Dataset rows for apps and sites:
══════════
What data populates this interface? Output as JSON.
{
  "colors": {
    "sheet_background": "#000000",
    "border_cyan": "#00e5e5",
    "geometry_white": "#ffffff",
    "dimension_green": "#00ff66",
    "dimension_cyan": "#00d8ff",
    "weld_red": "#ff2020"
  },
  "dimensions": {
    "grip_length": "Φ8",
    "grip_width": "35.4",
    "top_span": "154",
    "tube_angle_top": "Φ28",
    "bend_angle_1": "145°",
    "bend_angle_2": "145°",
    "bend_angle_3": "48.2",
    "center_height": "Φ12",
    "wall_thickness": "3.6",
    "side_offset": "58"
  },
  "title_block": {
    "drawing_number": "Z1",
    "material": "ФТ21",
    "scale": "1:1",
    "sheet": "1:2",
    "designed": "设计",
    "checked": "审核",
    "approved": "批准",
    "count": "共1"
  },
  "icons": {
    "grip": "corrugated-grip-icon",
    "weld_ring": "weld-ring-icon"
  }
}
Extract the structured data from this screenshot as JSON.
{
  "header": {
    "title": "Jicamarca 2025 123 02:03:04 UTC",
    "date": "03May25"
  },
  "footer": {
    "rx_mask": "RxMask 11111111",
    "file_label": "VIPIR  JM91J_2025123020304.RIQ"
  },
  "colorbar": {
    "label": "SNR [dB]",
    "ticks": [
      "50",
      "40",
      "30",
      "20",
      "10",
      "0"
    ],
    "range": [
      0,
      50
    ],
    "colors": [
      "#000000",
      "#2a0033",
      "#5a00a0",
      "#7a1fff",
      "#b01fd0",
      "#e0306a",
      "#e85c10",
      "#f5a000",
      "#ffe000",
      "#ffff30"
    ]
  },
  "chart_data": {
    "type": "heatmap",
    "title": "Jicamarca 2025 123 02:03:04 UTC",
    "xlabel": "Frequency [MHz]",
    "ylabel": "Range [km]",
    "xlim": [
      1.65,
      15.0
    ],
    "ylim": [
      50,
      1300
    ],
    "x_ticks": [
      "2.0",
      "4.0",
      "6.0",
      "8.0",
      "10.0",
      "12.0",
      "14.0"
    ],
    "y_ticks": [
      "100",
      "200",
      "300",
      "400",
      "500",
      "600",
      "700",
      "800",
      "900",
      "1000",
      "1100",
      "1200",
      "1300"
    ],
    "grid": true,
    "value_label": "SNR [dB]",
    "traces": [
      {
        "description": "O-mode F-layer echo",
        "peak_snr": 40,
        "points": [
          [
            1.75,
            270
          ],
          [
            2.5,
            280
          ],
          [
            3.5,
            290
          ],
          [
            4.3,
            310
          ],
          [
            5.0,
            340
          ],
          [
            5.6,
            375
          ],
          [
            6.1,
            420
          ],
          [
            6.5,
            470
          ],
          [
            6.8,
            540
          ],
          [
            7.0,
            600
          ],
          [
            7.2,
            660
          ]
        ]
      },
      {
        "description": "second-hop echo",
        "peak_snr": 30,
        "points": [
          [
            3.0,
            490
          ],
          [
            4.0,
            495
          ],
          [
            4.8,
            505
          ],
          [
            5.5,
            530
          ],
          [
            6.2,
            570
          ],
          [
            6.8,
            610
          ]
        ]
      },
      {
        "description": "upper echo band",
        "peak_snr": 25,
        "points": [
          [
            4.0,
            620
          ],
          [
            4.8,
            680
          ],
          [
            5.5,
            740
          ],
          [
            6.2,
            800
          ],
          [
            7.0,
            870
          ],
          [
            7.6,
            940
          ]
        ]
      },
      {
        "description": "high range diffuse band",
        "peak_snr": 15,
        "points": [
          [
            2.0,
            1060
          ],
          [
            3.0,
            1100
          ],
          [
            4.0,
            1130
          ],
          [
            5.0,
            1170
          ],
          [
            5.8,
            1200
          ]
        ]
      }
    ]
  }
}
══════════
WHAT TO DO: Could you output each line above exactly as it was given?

EXERCISE RESPONSE:
What data populates this interface? Output as JSON.
{
  "colors": {
    "sheet_background": "#000000",
    "border_cyan": "#00e5e5",
    "geometry_white": "#ffffff",
    "dimension_green": "#00ff66",
    "dimension_cyan": "#00d8ff",
    "weld_red": "#ff2020"
  },
  "dimensions": {
    "grip_length": "Φ8",
    "grip_width": "35.4",
    "top_span": "154",
    "tube_angle_top": "Φ28",
    "bend_angle_1": "145°",
    "bend_angle_2": "145°",
    "bend_angle_3": "48.2",
    "center_height": "Φ12",
    "wall_thickness": "3.6",
    "side_offset": "58"
  },
  "title_block": {
    "drawing_number": "Z1",
    "material": "ФТ21",
    "scale": "1:1",
    "sheet": "1:2",
    "designed": "设计",
    "checked": "审核",
    "approved": "批准",
    "count": "共1"
  },
  "icons": {
    "grip": "corrugated-grip-icon",
    "weld_ring": "weld-ring-icon"
  }
}
Extract the structured data from this screenshot as JSON.
{
  "header": {
    "title": "Jicamarca 2025 123 02:03:04 UTC",
    "date": "03May25"
  },
  "footer": {
    "rx_mask": "RxMask 11111111",
    "file_label": "VIPIR  JM91J_2025123020304.RIQ"
  },
  "colorbar": {
    "label": "SNR [dB]",
    "ticks": [
      "50",
      "40",
      "30",
      "20",
      "10",
      "0"
    ],
    "range": [
      0,
      50
    ],
    "colors": [
      "#000000",
      "#2a0033",
      "#5a00a0",
      "#7a1fff",
      "#b01fd0",
      "#e0306a",
      "#e85c10",
      "#f5a000",
      "#ffe000",
      "#ffff30"
    ]
  },
  "chart_data": {
    "type": "heatmap",
    "title": "Jicamarca 2025 123 02:03:04 UTC",
    "xlabel": "Frequency [MHz]",
    "ylabel": "Range [km]",
    "xlim": [
      1.65,
      15.0
    ],
    "ylim": [
      50,
      1300
    ],
    "x_ticks": [
      "2.0",
      "4.0",
      "6.0",
      "8.0",
      "10.0",
      "12.0",
      "14.0"
    ],
    "y_ticks": [
      "100",
      "200",
      "300",
      "400",
      "500",
      "600",
      "700",
      "800",
      "900",
      "1000",
      "1100",
      "1200",
      "1300"
    ],
    "grid": true,
    "value_label": "SNR [dB]",
    "traces": [
      {
        "description": "O-mode F-layer echo",
        "peak_snr": 40,
        "points": [
          [
            1.75,
            270
          ],
          [
            2.5,
            280
          ],
          [
            3.5,
            290
          ],
          [
            4.3,
            310
          ],
          [
            5.0,
            340
          ],
          [
            5.6,
            375
          ],
          [
            6.1,
            420
          ],
          [
            6.5,
            470
          ],
          [
            6.8,
            540
          ],
          [
            7.0,
            600
          ],
          [
            7.2,
            660
          ]
        ]
      },
      {
        "description": "second-hop echo",
        "peak_snr": 30,
        "points": [
          [
            3.0,
            490
          ],
          [
            4.0,
            495
          ],
          [
            4.8,
            505
          ],
          [
            5.5,
            530
          ],
          [
            6.2,
            570
          ],
          [
            6.8,
            610
          ]
        ]
      },
      {
        "description": "upper echo band",
        "peak_snr": 25,
        "points": [
          [
            4.0,
            620
          ],
          [
            4.8,
            680
          ],
          [
            5.5,
            740
          ],
          [
            6.2,
            800
          ],
          [
            7.0,
            870
          ],
          [
            7.6,
            940
          ]
        ]
      },
      {
        "description": "high range diffuse band",
        "peak_snr": 15,
        "points": [
          [
            2.0,
            1060
          ],
          [
            3.0,
            1100
          ],
          [
            4.0,
            1130
          ],
          [
            5.0,
            1170
          ],
          [
            5.8,
            1200
          ]
        ]
      }
    ]
  }
}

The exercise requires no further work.